BEGIN
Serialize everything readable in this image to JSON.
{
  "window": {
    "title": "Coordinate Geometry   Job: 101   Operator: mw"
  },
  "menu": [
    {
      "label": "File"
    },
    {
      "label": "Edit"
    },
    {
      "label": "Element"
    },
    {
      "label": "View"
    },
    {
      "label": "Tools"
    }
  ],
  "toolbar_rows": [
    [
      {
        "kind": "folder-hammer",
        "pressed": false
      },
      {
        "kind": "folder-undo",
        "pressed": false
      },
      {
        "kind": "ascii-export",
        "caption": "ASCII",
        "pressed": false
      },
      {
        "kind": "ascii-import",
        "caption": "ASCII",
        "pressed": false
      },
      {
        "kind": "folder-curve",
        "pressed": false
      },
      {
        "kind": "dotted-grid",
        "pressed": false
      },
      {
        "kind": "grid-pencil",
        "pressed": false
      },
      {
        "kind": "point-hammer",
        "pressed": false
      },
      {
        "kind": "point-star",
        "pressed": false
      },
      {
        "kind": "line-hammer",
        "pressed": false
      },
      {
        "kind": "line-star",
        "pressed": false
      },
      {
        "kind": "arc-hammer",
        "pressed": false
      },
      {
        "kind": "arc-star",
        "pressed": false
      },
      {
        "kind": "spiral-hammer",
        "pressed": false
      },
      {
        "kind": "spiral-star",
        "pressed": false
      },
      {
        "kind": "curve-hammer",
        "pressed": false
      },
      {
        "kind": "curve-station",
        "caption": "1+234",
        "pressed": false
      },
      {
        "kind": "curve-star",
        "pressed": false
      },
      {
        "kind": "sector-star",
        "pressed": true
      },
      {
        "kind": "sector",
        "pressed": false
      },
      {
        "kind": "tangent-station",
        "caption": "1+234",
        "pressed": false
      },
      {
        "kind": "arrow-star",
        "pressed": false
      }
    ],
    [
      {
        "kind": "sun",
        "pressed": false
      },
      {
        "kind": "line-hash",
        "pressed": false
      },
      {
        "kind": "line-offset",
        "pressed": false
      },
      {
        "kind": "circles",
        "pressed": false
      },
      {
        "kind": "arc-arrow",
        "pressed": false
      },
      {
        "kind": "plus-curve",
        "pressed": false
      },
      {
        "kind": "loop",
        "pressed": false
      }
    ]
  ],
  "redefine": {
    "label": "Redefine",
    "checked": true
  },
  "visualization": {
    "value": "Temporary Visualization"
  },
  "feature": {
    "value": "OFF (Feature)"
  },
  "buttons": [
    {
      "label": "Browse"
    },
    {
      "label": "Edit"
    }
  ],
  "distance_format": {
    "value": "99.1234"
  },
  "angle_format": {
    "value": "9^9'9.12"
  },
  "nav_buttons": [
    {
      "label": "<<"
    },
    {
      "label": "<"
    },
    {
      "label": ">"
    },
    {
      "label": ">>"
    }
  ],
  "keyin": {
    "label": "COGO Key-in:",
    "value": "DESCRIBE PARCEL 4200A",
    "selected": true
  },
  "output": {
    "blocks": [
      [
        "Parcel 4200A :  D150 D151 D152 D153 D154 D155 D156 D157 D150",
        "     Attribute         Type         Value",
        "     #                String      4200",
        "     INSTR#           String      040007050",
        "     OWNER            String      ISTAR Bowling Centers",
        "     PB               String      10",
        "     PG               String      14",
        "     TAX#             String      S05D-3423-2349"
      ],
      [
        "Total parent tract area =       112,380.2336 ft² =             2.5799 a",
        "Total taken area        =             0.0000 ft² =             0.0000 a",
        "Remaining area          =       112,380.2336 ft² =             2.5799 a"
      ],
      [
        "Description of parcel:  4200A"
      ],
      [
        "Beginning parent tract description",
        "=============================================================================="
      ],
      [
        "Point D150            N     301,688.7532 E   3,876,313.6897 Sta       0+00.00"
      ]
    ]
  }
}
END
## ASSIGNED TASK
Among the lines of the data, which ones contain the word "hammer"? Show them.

## SOLUTION TO THE EXERCISE
        "kind": "folder-hammer",
        "kind": "point-hammer",
        "kind": "line-hammer",
        "kind": "arc-hammer",
        "kind": "spiral-hammer",
        "kind": "curve-hammer",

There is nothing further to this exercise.